### WHAT IS EXPECTED
Please list all lines of the material below in which the string "data" occurs.

_ _ _ _ _ _ _

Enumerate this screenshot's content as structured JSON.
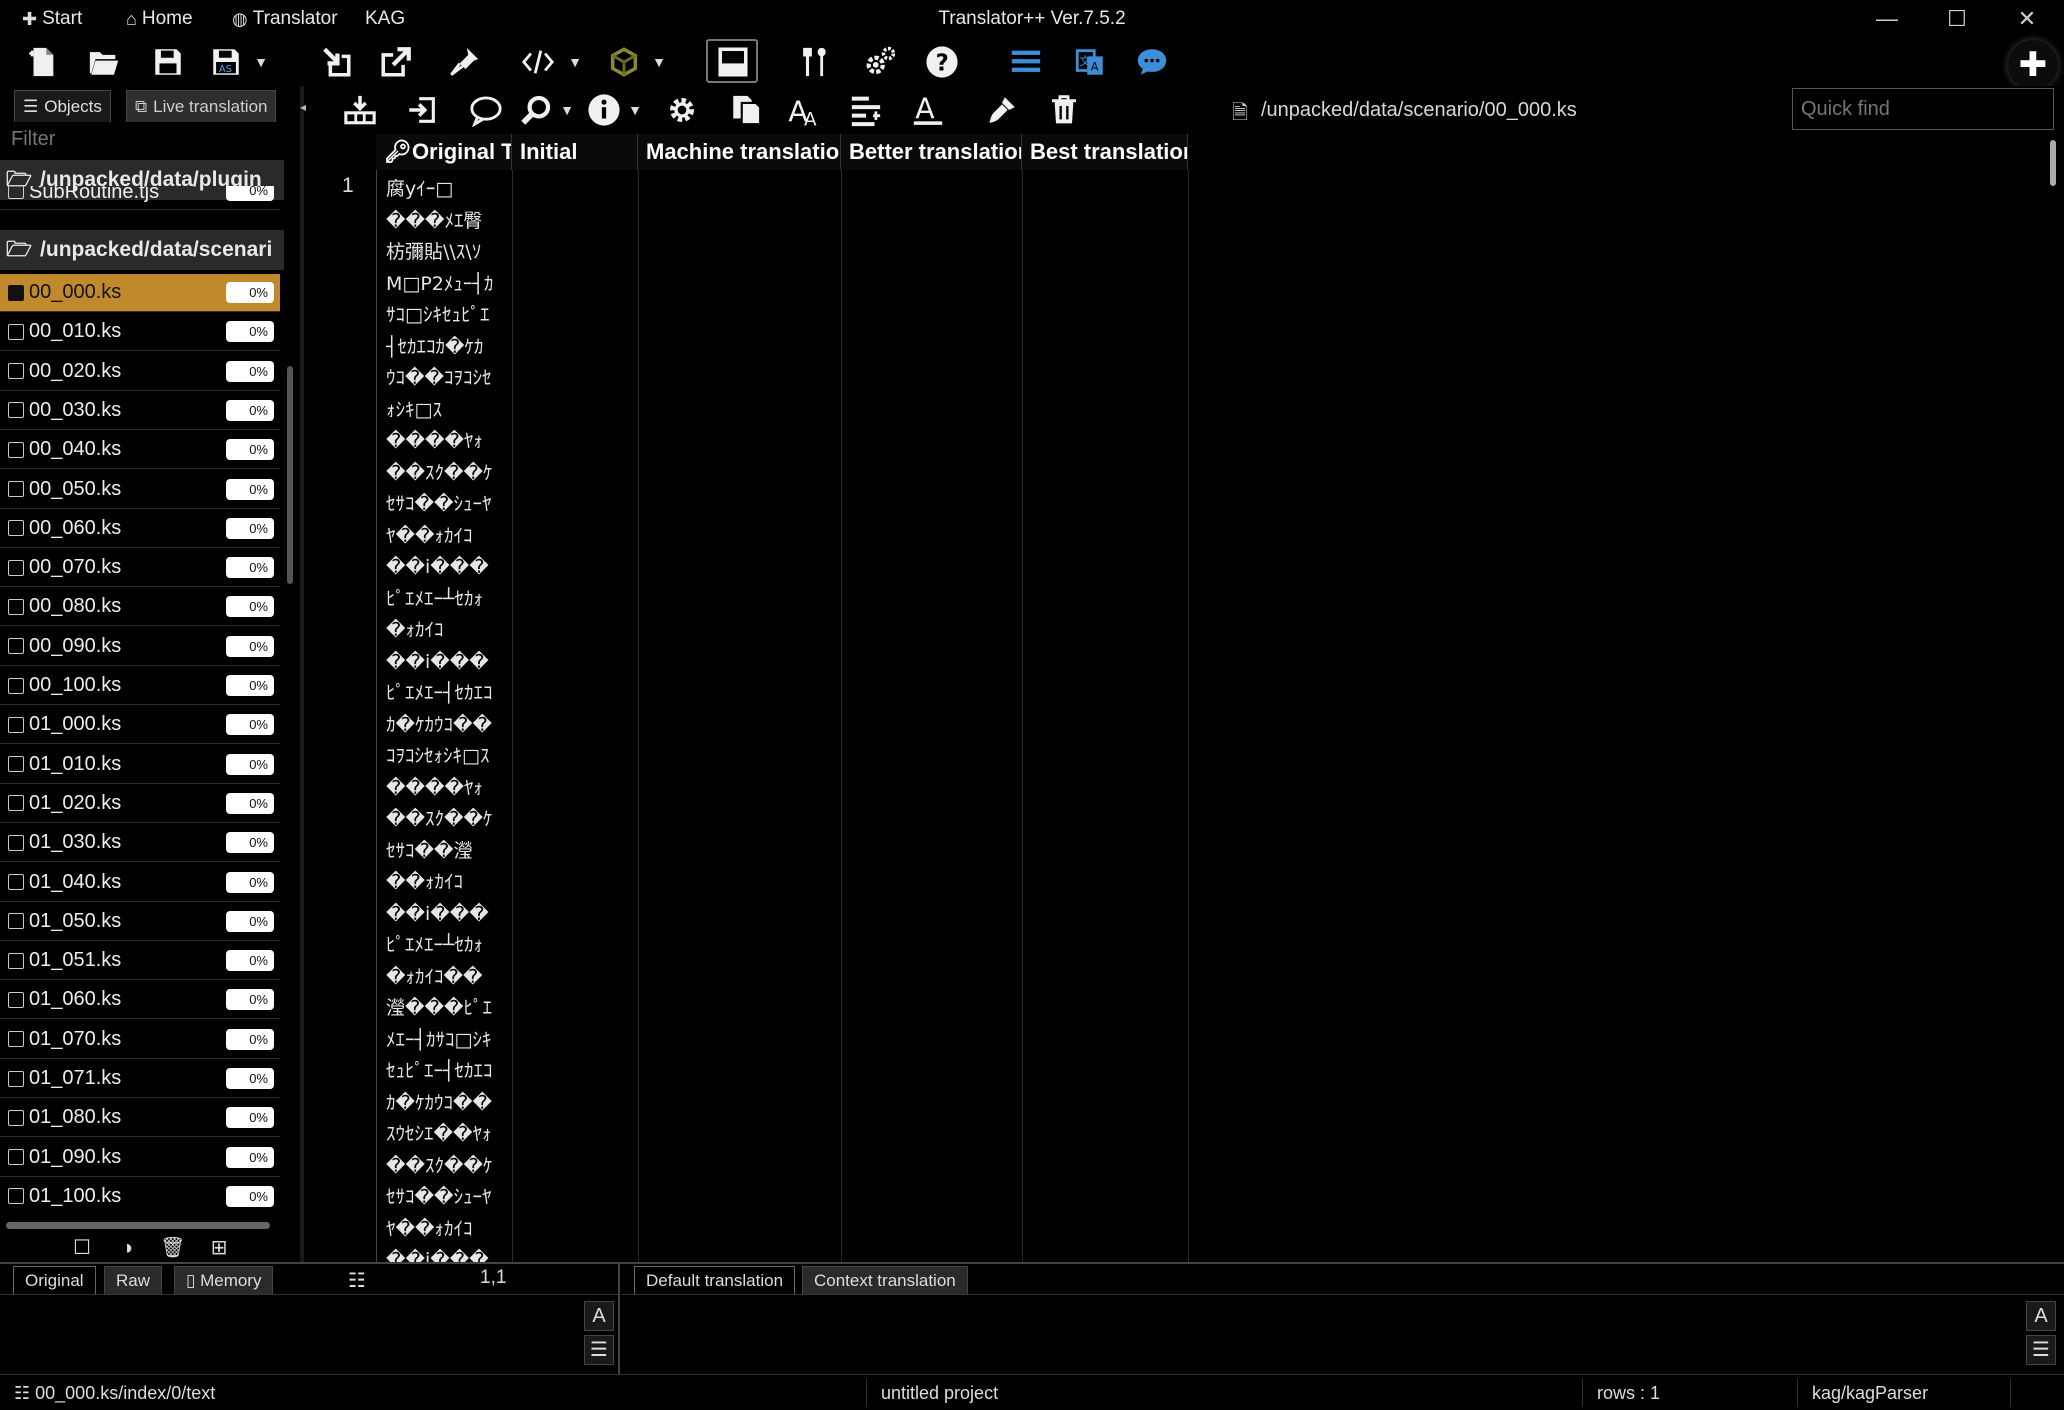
{
  "menu": {
    "start": "Start",
    "home": "Home",
    "translator": "Translator",
    "kag": "KAG"
  },
  "app_title": "Translator++ Ver.7.5.2",
  "left_tabs": {
    "objects": "Objects",
    "live_translation": "Live translation"
  },
  "filter": {
    "placeholder": "Filter"
  },
  "tree": {
    "folder1": "/unpacked/data/plugin_",
    "partial_file": "SubRoutine.tjs",
    "partial_pct": "0%",
    "folder2": "/unpacked/data/scenari",
    "files": [
      {
        "name": "00_000.ks",
        "pct": "0%"
      },
      {
        "name": "00_010.ks",
        "pct": "0%"
      },
      {
        "name": "00_020.ks",
        "pct": "0%"
      },
      {
        "name": "00_030.ks",
        "pct": "0%"
      },
      {
        "name": "00_040.ks",
        "pct": "0%"
      },
      {
        "name": "00_050.ks",
        "pct": "0%"
      },
      {
        "name": "00_060.ks",
        "pct": "0%"
      },
      {
        "name": "00_070.ks",
        "pct": "0%"
      },
      {
        "name": "00_080.ks",
        "pct": "0%"
      },
      {
        "name": "00_090.ks",
        "pct": "0%"
      },
      {
        "name": "00_100.ks",
        "pct": "0%"
      },
      {
        "name": "01_000.ks",
        "pct": "0%"
      },
      {
        "name": "01_010.ks",
        "pct": "0%"
      },
      {
        "name": "01_020.ks",
        "pct": "0%"
      },
      {
        "name": "01_030.ks",
        "pct": "0%"
      },
      {
        "name": "01_040.ks",
        "pct": "0%"
      },
      {
        "name": "01_050.ks",
        "pct": "0%"
      },
      {
        "name": "01_051.ks",
        "pct": "0%"
      },
      {
        "name": "01_060.ks",
        "pct": "0%"
      },
      {
        "name": "01_070.ks",
        "pct": "0%"
      },
      {
        "name": "01_071.ks",
        "pct": "0%"
      },
      {
        "name": "01_080.ks",
        "pct": "0%"
      },
      {
        "name": "01_090.ks",
        "pct": "0%"
      },
      {
        "name": "01_100.ks",
        "pct": "0%"
      }
    ]
  },
  "path": "/unpacked/data/scenario/00_000.ks",
  "quick_find": {
    "placeholder": "Quick find"
  },
  "grid": {
    "headers": {
      "original": "Original Tex",
      "initial": "Initial",
      "machine": "Machine translation",
      "better": "Better translation",
      "best": "Best translation"
    },
    "row_number": "1",
    "original_text": "腐yｲｰ□\n���ﾒｴ臀\n枋彌貼\\\\ｽ\\ｿ\nM□P2ﾒｭｰ┤ｶ\nｻｺ□ｼｷｾｭﾋﾟｴ\n┤ｾｶｴｺｶ�ｹｶ\nｳｺ��ｺｦｺｼｾ\nｫｼｷ□ｽ\n����ﾔｫ\n��ｽｸ��ｹ\nｾｻｺ��ｼｭｰﾔ\nﾔ��ｫｶｲｺ\n��i���\nﾋﾟｴﾒｴｰ┴ｾｶｫ\n�ｫｶｲｺ\n��i���\nﾋﾟｴﾒｴｰ┤ｾｶｴｺ\nｶ�ｹｶｳｺ��\nｺｦｺｼｾｫｼｷ□ｽ\n����ﾔｫ\n��ｽｸ��ｹ\nｾｻｺ��瀅\n��ｫｶｲｺ\n��i���\nﾋﾟｴﾒｴｰ┴ｾｶｫ\n�ｫｶｲｺ��\n瀅���ﾋﾟｴ\nﾒｴｰ┤ｶｻｺ□ｼｷ\nｾｭﾋﾟｴｰ┤ｾｶｴｺ\nｶ�ｹｶｳｺ��\nｽｳｾｼｴ��ﾔｫ\n��ｽｸ��ｹ\nｾｻｺ��ｼｭｰﾔ\nﾔ��ｫｶｲｺ\n��i���"
  },
  "bottom_left": {
    "tab_original": "Original",
    "tab_raw": "Raw",
    "tab_memory": "Memory",
    "coord": "1,1"
  },
  "bottom_right": {
    "tab_default": "Default translation",
    "tab_context": "Context translation"
  },
  "status": {
    "path": "00_000.ks/index/0/text",
    "project": "untitled project",
    "rows": "rows : 1",
    "parser": "kag/kagParser"
  }
}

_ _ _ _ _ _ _

### SOLUTION FOR THIS PROBLEM
    "folder1": "/unpacked/data/plugin_",
    "folder2": "/unpacked/data/scenari",
  "path": "/unpacked/data/scenario/00_000.ks",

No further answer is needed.